As UWM course enrollment kicks off, students are faced with questions about their futures – and whether they support increased segregated fees to go towards renovations and reconstruction of our student union is one of them.
Students voting have two options: vote yes or no. Voting “no” supports “funding continuous repairs with no improvements,” according to a student-wide email sent by the UWM Student Union, where voting “yes” supports “preserving what’s best addressing maintenance issues and making needed improvements.”
This increase would put segregated fees for UWM students at $199 per semester and would be in full effect as early as 2023. The earliest construction would begin is 2020. Repairs to the aging union may cost $34 million or more by 2024 if renovations are not made, and would likely increase as the building gets older and reconstruction prices increase with inflation.
The union, which rated a “D” for function and “F” for the condition in a UW System report rating similar UW System facilities, went up in the 1950’s and additions to the original structure took place in 1963, 1972 and 1988. Although in 2012 a student referendum for a new union passed by a three-to-one margin, the facility condition report did not occur until 2014, and consultation with the UW System Board of Regents did not begin until 2015-17. The architects and engineers who produced the pre-design study and facility condition report in 2014 confirmed the building’s low function and condition ratings.

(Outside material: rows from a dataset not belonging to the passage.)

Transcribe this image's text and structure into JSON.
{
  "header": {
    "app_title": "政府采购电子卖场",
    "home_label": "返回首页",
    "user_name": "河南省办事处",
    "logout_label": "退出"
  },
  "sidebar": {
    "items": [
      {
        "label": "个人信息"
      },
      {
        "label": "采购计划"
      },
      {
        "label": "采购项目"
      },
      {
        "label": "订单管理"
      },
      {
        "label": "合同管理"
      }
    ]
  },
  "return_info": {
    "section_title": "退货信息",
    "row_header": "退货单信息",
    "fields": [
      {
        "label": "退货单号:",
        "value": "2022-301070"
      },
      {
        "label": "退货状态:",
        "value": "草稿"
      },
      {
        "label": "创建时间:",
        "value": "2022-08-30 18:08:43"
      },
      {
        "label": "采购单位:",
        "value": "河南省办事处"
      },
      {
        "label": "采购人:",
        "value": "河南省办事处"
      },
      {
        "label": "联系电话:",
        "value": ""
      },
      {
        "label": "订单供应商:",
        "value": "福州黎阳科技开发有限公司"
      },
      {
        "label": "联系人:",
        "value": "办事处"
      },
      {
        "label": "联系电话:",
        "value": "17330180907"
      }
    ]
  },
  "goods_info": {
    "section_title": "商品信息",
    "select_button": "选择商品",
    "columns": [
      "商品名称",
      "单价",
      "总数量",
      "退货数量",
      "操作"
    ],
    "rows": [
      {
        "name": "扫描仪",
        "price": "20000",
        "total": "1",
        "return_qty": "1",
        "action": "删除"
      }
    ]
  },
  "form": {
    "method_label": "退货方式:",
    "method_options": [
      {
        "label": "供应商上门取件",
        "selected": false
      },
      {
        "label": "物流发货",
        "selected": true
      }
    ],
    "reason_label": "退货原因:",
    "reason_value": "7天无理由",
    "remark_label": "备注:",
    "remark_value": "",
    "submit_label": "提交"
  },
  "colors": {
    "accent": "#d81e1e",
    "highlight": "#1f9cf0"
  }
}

A renovated and reconstructed union has been on the table for UWM for some time now. As other UW schools have upgraded their similar facilities, UWM’s union has remained largely the same – which is still impressive, as the building has lasted long past its expected lifetime.
“Our sister institutions across the system generally saw their Unions rated ‘A’ or ‘B,’” said Richard Thomas, UWM Student Union Director. “Which is no surprise since all of them have either built new buildings or done significant renovations of their student union facilities over the past fifteen years. “
A major UW System institution that UWM gets compared to often is UW-Madison, whose newly renovated Memorial Union fully reopened by September last year. UW-Madison passed a referendum about ten years ago to both demolish and rebuild Union South and fully renovate Memorial Union. Although this resulted in a $96 fee per semester per student, part of the funding came from donations.
“We hope that we can get some donations to support the UWM Student Union project but Madison had one big advantage we don’t have – over 75 years of history and alumni dedication to the Memorial Union,” said Thomas.
So although UW System Policy specifies that no UW System union, recreational facility or residence hall shall be paid for with taxpayer dollars, alumni and community donations may play a role in the renovation and reconstruction. However, as Thomas pointed out, UW-Madison has the advantage of its alumni historically adoring it.
While UWM may not have the alumni support that UW-Madison does, its union still plays an integral role, with about 22,000 people tracking through it each day during the academic year. UWM has a large commuter population, therefore the union provides a place for students who drive to school to go in between classes and programs.
According to the referendum, the union parking garage would remain open during construction.